Interface dataset entries
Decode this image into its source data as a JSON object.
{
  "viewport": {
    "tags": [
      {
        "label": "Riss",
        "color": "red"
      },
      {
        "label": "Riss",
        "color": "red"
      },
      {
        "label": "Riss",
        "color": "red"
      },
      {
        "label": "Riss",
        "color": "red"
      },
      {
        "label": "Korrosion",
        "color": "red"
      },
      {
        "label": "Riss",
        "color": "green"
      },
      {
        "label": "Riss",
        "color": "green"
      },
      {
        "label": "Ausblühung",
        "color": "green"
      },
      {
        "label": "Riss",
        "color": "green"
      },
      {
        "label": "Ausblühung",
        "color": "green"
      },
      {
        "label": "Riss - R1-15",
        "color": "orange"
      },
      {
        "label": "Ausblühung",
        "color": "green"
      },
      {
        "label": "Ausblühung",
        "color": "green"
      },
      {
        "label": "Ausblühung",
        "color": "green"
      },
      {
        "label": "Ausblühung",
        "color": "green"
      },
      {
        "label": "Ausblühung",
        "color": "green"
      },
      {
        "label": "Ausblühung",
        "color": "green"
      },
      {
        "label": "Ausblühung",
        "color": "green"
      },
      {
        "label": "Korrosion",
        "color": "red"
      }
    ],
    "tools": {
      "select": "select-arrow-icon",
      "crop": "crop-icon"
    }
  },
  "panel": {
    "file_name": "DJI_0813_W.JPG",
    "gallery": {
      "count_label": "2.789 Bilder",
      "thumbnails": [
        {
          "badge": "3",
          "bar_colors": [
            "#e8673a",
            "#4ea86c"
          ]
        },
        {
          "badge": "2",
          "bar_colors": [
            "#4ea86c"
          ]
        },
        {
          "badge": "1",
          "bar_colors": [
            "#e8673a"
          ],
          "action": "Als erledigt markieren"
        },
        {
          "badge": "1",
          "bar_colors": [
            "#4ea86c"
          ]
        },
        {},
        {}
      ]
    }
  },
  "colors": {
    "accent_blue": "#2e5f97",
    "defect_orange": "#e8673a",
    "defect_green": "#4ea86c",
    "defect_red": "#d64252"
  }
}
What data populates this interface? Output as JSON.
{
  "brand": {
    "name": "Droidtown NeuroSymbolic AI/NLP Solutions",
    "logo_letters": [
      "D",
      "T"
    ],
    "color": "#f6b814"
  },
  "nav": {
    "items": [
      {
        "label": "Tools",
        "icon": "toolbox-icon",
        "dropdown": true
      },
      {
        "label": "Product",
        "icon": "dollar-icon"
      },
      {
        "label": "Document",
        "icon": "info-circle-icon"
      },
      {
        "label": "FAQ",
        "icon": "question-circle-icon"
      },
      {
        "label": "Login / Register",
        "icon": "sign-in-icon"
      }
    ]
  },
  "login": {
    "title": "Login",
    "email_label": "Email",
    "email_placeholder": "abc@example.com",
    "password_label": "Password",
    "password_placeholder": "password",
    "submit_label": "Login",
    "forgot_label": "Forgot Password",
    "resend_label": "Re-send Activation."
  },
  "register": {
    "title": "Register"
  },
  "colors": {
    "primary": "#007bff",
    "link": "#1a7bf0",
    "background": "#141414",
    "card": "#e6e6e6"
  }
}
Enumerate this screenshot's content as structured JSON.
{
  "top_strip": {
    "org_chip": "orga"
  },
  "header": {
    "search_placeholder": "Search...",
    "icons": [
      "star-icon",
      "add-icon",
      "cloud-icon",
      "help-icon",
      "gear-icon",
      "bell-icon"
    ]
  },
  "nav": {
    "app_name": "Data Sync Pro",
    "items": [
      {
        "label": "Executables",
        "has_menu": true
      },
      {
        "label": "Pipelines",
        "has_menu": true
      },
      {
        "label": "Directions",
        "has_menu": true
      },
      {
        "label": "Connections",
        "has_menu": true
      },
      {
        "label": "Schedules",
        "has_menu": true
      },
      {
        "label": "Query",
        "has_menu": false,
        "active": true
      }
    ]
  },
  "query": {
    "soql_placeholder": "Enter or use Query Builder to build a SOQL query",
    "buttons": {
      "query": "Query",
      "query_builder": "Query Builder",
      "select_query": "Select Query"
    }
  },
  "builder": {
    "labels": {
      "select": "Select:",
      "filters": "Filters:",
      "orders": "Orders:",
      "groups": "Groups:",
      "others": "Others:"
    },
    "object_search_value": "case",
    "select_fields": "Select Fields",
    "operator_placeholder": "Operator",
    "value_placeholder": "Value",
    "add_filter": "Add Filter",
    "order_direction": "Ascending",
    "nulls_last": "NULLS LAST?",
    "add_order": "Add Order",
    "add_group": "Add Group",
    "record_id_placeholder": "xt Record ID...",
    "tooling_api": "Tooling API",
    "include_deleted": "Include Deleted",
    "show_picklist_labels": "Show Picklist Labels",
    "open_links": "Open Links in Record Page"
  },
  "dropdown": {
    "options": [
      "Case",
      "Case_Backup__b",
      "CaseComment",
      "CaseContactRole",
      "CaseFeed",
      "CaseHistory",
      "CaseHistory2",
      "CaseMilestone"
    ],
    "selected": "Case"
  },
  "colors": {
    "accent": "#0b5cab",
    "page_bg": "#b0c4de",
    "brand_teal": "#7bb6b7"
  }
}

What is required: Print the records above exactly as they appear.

Your response:
Decode this image into its source data as a JSON object.
{
  "viewport": {
    "tags": [
      {
        "label": "Riss",
        "color": "red"
      },
      {
        "label": "Riss",
        "color": "red"
      },
      {
        "label": "Riss",
        "color": "red"
      },
      {
        "label": "Riss",
        "color": "red"
      },
      {
        "label": "Korrosion",
        "color": "red"
      },
      {
        "label": "Riss",
        "color": "green"
      },
      {
        "label": "Riss",
        "color": "green"
      },
      {
        "label": "Ausblühung",
        "color": "green"
      },
      {
        "label": "Riss",
        "color": "green"
      },
      {
        "label": "Ausblühung",
        "color": "green"
      },
      {
        "label": "Riss - R1-15",
        "color": "orange"
      },
      {
        "label": "Ausblühung",
        "color": "green"
      },
      {
        "label": "Ausblühung",
        "color": "green"
      },
      {
        "label": "Ausblühung",
        "color": "green"
      },
      {
        "label": "Ausblühung",
        "color": "green"
      },
      {
        "label": "Ausblühung",
        "color": "green"
      },
      {
        "label": "Ausblühung",
        "color": "green"
      },
      {
        "label": "Ausblühung",
        "color": "green"
      },
      {
        "label": "Korrosion",
        "color": "red"
      }
    ],
    "tools": {
      "select": "select-arrow-icon",
      "crop": "crop-icon"
    }
  },
  "panel": {
    "file_name": "DJI_0813_W.JPG",
    "gallery": {
      "count_label": "2.789 Bilder",
      "thumbnails": [
        {
          "badge": "3",
          "bar_colors": [
            "#e8673a",
            "#4ea86c"
          ]
        },
        {
          "badge": "2",
          "bar_colors": [
            "#4ea86c"
          ]
        },
        {
          "badge": "1",
          "bar_colors": [
            "#e8673a"
          ],
          "action": "Als erledigt markieren"
        },
        {
          "badge": "1",
          "bar_colors": [
            "#4ea86c"
          ]
        },
        {},
        {}
      ]
    }
  },
  "colors": {
    "accent_blue": "#2e5f97",
    "defect_orange": "#e8673a",
    "defect_green": "#4ea86c",
    "defect_red": "#d64252"
  }
}
What data populates this interface? Output as JSON.
{
  "brand": {
    "name": "Droidtown NeuroSymbolic AI/NLP Solutions",
    "logo_letters": [
      "D",
      "T"
    ],
    "color": "#f6b814"
  },
  "nav": {
    "items": [
      {
        "label": "Tools",
        "icon": "toolbox-icon",
        "dropdown": true
      },
      {
        "label": "Product",
        "icon": "dollar-icon"
      },
      {
        "label": "Document",
        "icon": "info-circle-icon"
      },
      {
        "label": "FAQ",
        "icon": "question-circle-icon"
      },
      {
        "label": "Login / Register",
        "icon": "sign-in-icon"
      }
    ]
  },
  "login": {
    "title": "Login",
    "email_label": "Email",
    "email_placeholder": "abc@example.com",
    "password_label": "Password",
    "password_placeholder": "password",
    "submit_label": "Login",
    "forgot_label": "Forgot Password",
    "resend_label": "Re-send Activation."
  },
  "register": {
    "title": "Register"
  },
  "colors": {
    "primary": "#007bff",
    "link": "#1a7bf0",
    "background": "#141414",
    "card": "#e6e6e6"
  }
}
Enumerate this screenshot's content as structured JSON.
{
  "top_strip": {
    "org_chip": "orga"
  },
  "header": {
    "search_placeholder": "Search...",
    "icons": [
      "star-icon",
      "add-icon",
      "cloud-icon",
      "help-icon",
      "gear-icon",
      "bell-icon"
    ]
  },
  "nav": {
    "app_name": "Data Sync Pro",
    "items": [
      {
        "label": "Executables",
        "has_menu": true
      },
      {
        "label": "Pipelines",
        "has_menu": true
      },
      {
        "label": "Directions",
        "has_menu": true
      },
      {
        "label": "Connections",
        "has_menu": true
      },
      {
        "label": "Schedules",
        "has_menu": true
      },
      {
        "label": "Query",
        "has_menu": false,
        "active": true
      }
    ]
  },
  "query": {
    "soql_placeholder": "Enter or use Query Builder to build a SOQL query",
    "buttons": {
      "query": "Query",
      "query_builder": "Query Builder",
      "select_query": "Select Query"
    }
  },
  "builder": {
    "labels": {
      "select": "Select:",
      "filters": "Filters:",
      "orders": "Orders:",
      "groups": "Groups:",
      "others": "Others:"
    },
    "object_search_value": "case",
    "select_fields": "Select Fields",
    "operator_placeholder": "Operator",
    "value_placeholder": "Value",
    "add_filter": "Add Filter",
    "order_direction": "Ascending",
    "nulls_last": "NULLS LAST?",
    "add_order": "Add Order",
    "add_group": "Add Group",
    "record_id_placeholder": "xt Record ID...",
    "tooling_api": "Tooling API",
    "include_deleted": "Include Deleted",
    "show_picklist_labels": "Show Picklist Labels",
    "open_links": "Open Links in Record Page"
  },
  "dropdown": {
    "options": [
      "Case",
      "Case_Backup__b",
      "CaseComment",
      "CaseContactRole",
      "CaseFeed",
      "CaseHistory",
      "CaseHistory2",
      "CaseMilestone"
    ],
    "selected": "Case"
  },
  "colors": {
    "accent": "#0b5cab",
    "page_bg": "#b0c4de",
    "brand_teal": "#7bb6b7"
  }
}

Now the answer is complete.